(Stored records)
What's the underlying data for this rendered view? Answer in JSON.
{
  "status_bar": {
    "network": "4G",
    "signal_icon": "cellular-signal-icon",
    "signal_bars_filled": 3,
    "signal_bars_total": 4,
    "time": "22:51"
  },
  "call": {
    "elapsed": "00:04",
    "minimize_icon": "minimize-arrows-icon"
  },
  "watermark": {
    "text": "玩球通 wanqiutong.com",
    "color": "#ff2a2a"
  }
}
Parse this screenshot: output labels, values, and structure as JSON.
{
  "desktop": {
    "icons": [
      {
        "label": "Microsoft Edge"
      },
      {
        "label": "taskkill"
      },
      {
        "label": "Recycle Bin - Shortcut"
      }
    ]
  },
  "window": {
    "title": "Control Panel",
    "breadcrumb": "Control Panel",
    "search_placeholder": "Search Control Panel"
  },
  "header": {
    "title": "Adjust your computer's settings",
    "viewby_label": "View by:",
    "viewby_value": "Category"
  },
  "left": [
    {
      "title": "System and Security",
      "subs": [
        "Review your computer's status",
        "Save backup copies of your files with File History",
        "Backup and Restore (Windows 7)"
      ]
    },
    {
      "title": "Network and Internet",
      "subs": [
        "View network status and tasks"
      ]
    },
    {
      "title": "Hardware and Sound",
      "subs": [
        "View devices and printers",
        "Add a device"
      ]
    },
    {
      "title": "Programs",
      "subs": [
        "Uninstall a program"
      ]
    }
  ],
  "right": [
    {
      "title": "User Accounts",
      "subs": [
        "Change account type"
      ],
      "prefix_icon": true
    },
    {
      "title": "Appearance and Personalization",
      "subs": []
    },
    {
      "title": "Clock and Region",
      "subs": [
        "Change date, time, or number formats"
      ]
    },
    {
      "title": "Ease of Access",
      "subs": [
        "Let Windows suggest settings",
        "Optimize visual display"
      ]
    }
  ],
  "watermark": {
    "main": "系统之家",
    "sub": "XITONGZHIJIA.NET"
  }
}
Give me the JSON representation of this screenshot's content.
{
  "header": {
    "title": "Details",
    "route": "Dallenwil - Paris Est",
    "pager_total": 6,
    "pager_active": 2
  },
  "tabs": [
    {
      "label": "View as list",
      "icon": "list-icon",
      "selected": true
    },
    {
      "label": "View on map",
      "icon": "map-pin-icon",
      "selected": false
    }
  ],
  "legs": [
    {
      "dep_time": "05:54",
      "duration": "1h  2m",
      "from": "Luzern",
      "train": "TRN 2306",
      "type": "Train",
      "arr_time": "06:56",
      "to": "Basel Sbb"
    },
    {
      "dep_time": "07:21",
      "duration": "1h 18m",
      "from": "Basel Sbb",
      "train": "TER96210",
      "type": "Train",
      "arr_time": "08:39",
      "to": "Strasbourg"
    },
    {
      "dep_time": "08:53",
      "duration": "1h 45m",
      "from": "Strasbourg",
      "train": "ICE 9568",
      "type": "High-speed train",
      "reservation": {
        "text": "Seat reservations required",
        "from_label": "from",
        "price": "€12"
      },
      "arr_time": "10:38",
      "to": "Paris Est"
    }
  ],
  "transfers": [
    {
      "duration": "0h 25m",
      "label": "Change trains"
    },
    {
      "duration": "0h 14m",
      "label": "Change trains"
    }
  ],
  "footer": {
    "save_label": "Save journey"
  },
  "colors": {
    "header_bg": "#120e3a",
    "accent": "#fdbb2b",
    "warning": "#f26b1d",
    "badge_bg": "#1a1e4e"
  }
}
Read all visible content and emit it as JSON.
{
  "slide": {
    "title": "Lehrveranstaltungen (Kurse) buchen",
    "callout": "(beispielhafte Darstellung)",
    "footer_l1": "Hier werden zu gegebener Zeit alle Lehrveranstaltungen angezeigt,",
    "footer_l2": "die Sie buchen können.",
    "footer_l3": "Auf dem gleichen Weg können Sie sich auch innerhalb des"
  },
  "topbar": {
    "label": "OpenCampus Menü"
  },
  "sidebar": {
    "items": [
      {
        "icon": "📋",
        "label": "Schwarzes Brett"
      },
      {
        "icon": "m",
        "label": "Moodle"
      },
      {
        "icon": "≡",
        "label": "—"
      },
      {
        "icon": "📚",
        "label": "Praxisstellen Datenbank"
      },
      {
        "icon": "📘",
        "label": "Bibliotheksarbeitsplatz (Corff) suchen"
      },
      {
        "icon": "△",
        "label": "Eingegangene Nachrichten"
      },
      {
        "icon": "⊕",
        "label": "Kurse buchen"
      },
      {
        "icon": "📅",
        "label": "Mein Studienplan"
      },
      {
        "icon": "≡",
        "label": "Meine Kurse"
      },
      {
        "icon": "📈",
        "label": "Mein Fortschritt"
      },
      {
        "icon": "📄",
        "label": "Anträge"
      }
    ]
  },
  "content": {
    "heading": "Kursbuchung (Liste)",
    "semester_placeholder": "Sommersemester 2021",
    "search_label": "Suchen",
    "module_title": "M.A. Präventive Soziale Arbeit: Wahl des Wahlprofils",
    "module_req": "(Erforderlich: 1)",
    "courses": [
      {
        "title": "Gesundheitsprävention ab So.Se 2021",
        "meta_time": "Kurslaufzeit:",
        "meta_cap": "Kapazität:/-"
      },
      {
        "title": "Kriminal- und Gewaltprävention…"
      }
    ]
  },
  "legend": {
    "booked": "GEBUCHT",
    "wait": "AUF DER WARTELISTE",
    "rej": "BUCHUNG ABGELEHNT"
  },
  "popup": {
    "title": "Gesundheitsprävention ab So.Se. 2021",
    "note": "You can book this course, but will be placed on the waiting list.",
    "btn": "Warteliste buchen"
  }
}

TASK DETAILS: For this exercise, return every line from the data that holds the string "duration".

RESULT:
      "duration": "1h  2m",
      "duration": "1h 18m",
      "duration": "1h 45m",
      "duration": "0h 25m",
      "duration": "0h 14m",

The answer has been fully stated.